View Article: PubMed Central - PubMed

Affiliation: Department of Pediatrics, Aga Khan Hospital, Karachi, Pakistan.
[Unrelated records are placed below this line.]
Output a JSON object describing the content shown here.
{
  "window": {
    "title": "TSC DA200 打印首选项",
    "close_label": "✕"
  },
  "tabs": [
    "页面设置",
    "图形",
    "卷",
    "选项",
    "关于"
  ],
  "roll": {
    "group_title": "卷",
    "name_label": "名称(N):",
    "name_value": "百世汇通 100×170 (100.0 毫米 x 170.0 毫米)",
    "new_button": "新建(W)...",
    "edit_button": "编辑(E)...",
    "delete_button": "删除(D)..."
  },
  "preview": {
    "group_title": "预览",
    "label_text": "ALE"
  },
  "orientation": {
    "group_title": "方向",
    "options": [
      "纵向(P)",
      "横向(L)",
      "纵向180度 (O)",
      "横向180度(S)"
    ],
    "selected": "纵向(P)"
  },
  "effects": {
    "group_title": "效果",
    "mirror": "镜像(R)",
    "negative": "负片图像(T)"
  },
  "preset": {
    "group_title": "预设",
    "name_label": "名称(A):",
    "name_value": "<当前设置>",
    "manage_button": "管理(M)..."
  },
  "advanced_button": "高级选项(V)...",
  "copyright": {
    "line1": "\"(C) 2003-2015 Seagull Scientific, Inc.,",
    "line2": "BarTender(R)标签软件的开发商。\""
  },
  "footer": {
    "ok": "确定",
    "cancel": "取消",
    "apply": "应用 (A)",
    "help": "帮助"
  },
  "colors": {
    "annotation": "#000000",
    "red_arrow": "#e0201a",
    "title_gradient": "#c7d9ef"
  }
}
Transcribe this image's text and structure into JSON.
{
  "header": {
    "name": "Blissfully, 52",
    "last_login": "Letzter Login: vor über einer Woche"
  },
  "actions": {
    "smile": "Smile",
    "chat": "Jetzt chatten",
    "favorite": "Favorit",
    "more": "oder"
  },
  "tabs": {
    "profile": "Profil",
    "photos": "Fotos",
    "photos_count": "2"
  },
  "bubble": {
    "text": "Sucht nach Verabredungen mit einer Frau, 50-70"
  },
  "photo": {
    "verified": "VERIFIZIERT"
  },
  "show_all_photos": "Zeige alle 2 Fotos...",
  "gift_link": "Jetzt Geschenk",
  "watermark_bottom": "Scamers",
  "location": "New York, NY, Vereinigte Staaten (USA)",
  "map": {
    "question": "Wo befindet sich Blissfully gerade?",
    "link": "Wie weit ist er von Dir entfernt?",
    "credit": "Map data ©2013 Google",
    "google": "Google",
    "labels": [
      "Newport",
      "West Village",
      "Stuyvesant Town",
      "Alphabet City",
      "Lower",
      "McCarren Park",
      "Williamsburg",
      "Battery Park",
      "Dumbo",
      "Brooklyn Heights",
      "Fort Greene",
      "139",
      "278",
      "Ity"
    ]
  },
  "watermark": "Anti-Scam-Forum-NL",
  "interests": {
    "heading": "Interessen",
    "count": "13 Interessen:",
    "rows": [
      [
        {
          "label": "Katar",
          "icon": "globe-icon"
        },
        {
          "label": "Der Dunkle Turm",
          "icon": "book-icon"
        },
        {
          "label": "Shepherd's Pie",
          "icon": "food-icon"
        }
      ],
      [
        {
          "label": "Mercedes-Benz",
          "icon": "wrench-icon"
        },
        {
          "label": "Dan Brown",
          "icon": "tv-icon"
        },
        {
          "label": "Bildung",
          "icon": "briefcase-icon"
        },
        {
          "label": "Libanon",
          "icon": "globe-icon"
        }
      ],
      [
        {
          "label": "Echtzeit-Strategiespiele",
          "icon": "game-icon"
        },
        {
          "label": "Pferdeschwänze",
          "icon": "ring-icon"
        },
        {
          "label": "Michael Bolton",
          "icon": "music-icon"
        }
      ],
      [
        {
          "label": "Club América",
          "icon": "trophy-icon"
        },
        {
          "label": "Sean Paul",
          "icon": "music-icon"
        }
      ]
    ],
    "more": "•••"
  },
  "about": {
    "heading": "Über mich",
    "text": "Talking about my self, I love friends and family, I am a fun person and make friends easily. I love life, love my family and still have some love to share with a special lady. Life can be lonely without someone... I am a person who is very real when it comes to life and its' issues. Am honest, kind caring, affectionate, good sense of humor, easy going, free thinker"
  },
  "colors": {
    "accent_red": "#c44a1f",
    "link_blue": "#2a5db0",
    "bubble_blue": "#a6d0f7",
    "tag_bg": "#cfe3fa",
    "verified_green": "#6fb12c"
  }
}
ABSTRACT
The developing world is observing changing histopathological patterns of idiopathic nephrotic syndrome (INS). However, the true burden of non-minimal change disease (non-MCD) presenting as INS remains unestimated owing to a paucity of data on renal biopsies. Data were collected from January 2006 to June 2014 on 75 children up to 16 years of age who underwent renal biopsies for INS. Mean age at biopsy was 11.2 ± 3.7 years. The male to female ratio was 1.5:1. A total of 25 (33.3%) children were steroid sensitive, 36 (48%) were steroid resistant, 10 (13.3%) were steroid dependent and 4 (5.3%) came with relapse of nephrotic syndrome (NS). Focal segmental glomerulosclerosis (FSGS) was the most common histopathological subtype observed in 35 (46.8%) children followed by membranous glomerulonephritis (MGN) in 11 (14.7%), membranoproliferative glomerulonephritis (MPGN) and mesangioproliferative glomerulonephritis (MSGN) in 4 (5.3%) each and IgA nephropathy in one (1.3%). MCD was the histological lesion in 19 (25.3%) children. The histopathology established FSGS as the main underlying cause of steroid resistant NS. The study highlights the emergence of non-MCD as the common cause of INS in the pediatric population and signifies the importance of renal biopsies in children with INS.

No MeSH data available.


Related in: MedlinePlus